Records shown:
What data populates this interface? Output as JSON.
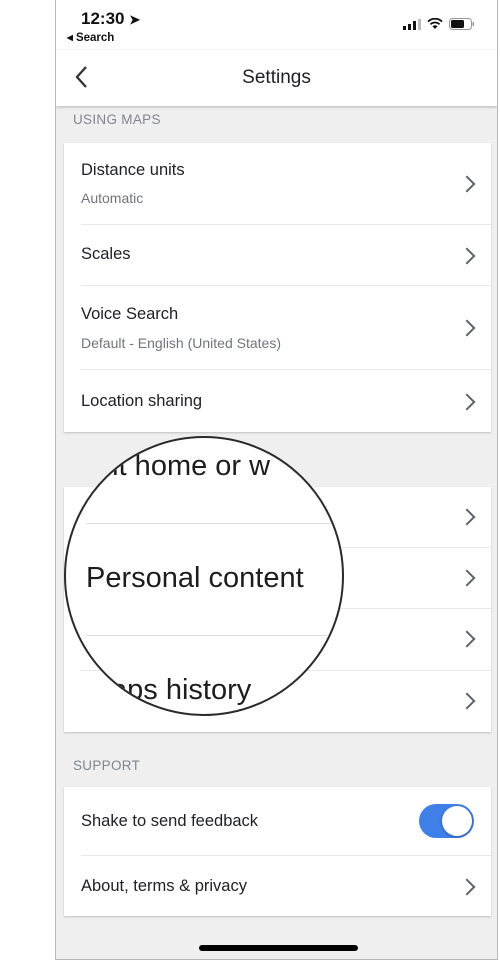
{
  "status_bar": {
    "time": "12:30",
    "back_app": "◂ Search",
    "icons": [
      "location-arrow-icon",
      "signal-icon",
      "wifi-icon",
      "battery-icon"
    ]
  },
  "header": {
    "title": "Settings",
    "back_icon": "chevron-left-icon"
  },
  "sections": [
    {
      "label": "USING MAPS",
      "items": [
        {
          "label": "Distance units",
          "sub": "Automatic"
        },
        {
          "label": "Scales"
        },
        {
          "label": "Voice Search",
          "sub": "Default - English (United States)"
        },
        {
          "label": "Location sharing"
        }
      ]
    },
    {
      "items": [
        {},
        {},
        {},
        {}
      ]
    },
    {
      "label": "SUPPORT",
      "items": [
        {
          "label": "Shake to send feedback",
          "toggle": true
        },
        {
          "label": "About, terms & privacy"
        }
      ]
    }
  ],
  "magnifier": {
    "lines": [
      "ult home or w",
      "Personal content",
      "aps history"
    ]
  },
  "colors": {
    "toggle_on": "#3f7fe8",
    "background": "#efefef"
  }
}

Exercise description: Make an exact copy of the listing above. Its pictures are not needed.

Output of the exercise:
What data populates this interface? Output as JSON.
{
  "status_bar": {
    "time": "12:30",
    "back_app": "◂ Search",
    "icons": [
      "location-arrow-icon",
      "signal-icon",
      "wifi-icon",
      "battery-icon"
    ]
  },
  "header": {
    "title": "Settings",
    "back_icon": "chevron-left-icon"
  },
  "sections": [
    {
      "label": "USING MAPS",
      "items": [
        {
          "label": "Distance units",
          "sub": "Automatic"
        },
        {
          "label": "Scales"
        },
        {
          "label": "Voice Search",
          "sub": "Default - English (United States)"
        },
        {
          "label": "Location sharing"
        }
      ]
    },
    {
      "items": [
        {},
        {},
        {},
        {}
      ]
    },
    {
      "label": "SUPPORT",
      "items": [
        {
          "label": "Shake to send feedback",
          "toggle": true
        },
        {
          "label": "About, terms & privacy"
        }
      ]
    }
  ],
  "magnifier": {
    "lines": [
      "ult home or w",
      "Personal content",
      "aps history"
    ]
  },
  "colors": {
    "toggle_on": "#3f7fe8",
    "background": "#efefef"
  }
}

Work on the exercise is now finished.